Tropical climatic conditions prevail in the coastal lowlands of Jamaica. The mean annual temperature in this region is about 26.7° C (about 80° F), but Northeast trade winds frequently moderate the extremes of heat and humidity. Mean annual temperatures in the plateau and mountain areas average about 22.2° C (about 72° F) at elevations of 900 m (about 2950 ft), and are considerably less at higher levels.
Major tourist areas are the resort centers of Montego Bay and Ocho Rios. Cricket is the national sport, and excellent golf and water-sports facilities are available.
The military service age and obligation is 18 for voluntary military service. Younger recruits may be conscripted with parental consent.
The United States maintains close and productive relations with the Government of Jamaica. In April 2009, President Barack Obama attended the Fifth Summit of the Americas in Trinidad and Tobago, along with the 33 other democratically elected heads of state and government of the Western Hemisphere, including Jamaica. Secretary Clinton reaffirmed the U.S.’s commitment to the region and joint partnerships.
The central government provides most medical services in Jamaica through the Ministry of Health. In 1996, the island had 364 government-operated primary health centers offering five levels of service. Life expectancy averaged 74.7 years for both men and women in 1998.

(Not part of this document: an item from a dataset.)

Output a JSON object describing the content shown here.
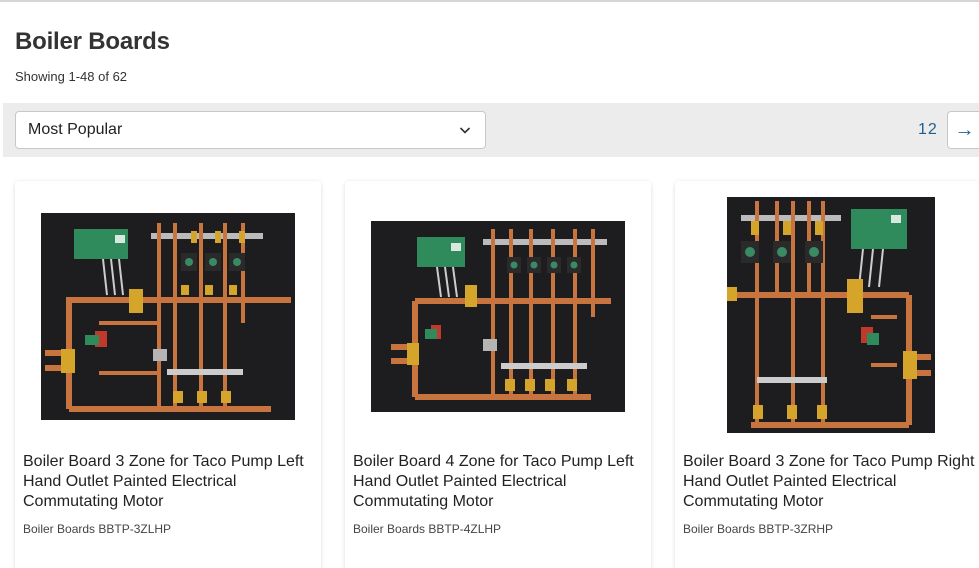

Education through the six years of primary school is compulsory and is free in government-sponsored schools. The age of entry into primary school is six years, and children generally complete primary school at age twelve. The academic year runs from September to July (with some local variation), and the Education Regulations prescribe a minimum of 195 days of instruction in the school year.

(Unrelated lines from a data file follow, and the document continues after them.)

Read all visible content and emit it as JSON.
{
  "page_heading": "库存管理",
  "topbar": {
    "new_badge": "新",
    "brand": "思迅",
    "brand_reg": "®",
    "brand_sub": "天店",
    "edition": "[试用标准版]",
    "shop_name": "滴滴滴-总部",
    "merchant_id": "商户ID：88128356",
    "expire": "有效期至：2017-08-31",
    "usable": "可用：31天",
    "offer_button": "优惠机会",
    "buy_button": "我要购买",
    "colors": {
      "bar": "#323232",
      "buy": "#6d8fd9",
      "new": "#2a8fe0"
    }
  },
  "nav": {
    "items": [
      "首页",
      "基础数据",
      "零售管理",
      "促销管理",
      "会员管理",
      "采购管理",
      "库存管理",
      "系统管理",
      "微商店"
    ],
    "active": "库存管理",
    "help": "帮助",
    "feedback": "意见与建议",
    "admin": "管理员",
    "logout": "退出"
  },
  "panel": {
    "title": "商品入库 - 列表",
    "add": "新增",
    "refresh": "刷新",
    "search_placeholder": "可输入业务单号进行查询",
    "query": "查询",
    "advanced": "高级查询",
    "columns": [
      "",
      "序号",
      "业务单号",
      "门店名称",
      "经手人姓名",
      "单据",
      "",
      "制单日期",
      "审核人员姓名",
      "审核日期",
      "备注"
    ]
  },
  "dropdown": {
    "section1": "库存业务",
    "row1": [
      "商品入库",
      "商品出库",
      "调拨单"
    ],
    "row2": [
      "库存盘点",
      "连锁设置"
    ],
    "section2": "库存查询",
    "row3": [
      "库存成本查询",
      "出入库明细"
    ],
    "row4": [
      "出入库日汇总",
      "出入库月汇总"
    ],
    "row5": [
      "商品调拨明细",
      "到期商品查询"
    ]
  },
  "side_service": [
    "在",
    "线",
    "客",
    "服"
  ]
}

Agriculture employs about 20% of the workforce. Cement, chemicals, cigars, clothing and textiles, fertilizers, aluminum, machinery, molasses and petroleum products are produced (Jamaica is one of the top producers of aluminum in the world). Service industries account for 60% of the gross domestic product.

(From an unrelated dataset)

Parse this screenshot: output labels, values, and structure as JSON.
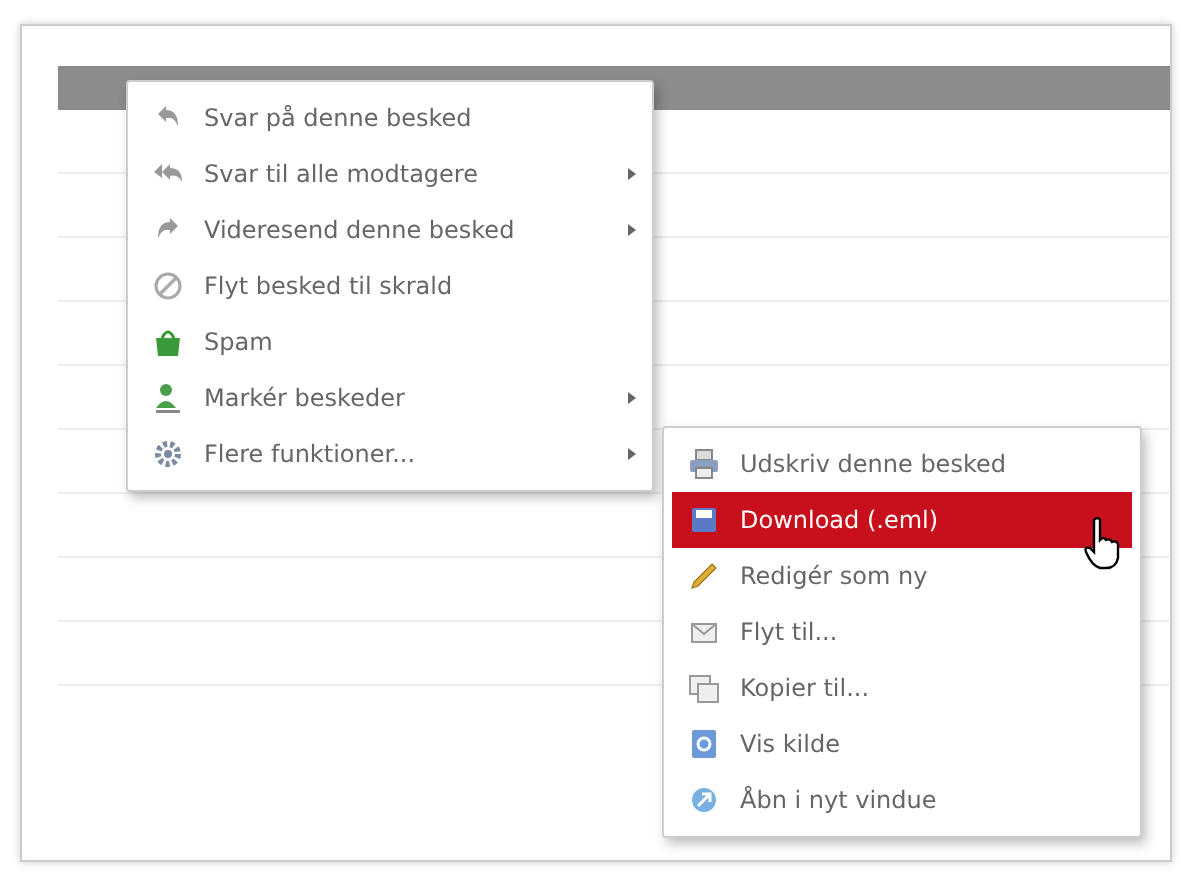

The Anglican church is regarded as the church of the elite, but the middle class in all ethnic groups is distributed over several non-African-derived religions. All the established denominations have been creolized; African-Caribbean religious practices such as Puk-kumina, revivalism, Kumina, Myalism, and Rastafarianism have especially significant African influences.
English is the official language of Jamaica. However, Patois (Creole), a combination of English and some African languages, is spoken in rural areas and is used increasingly in urban areas. Most Jamaicans can speak or understand Patois, but it is not a written language.
The Spanish were the first of settle in the island but were driven away by the English that came later (bringing along with them African slaves). Today the population consists predominantly of the black and mulatto descendants of those slaves, with small groups who trace their ancestry to the United Kingdom, India, China, Syria, Portugal, and Germany.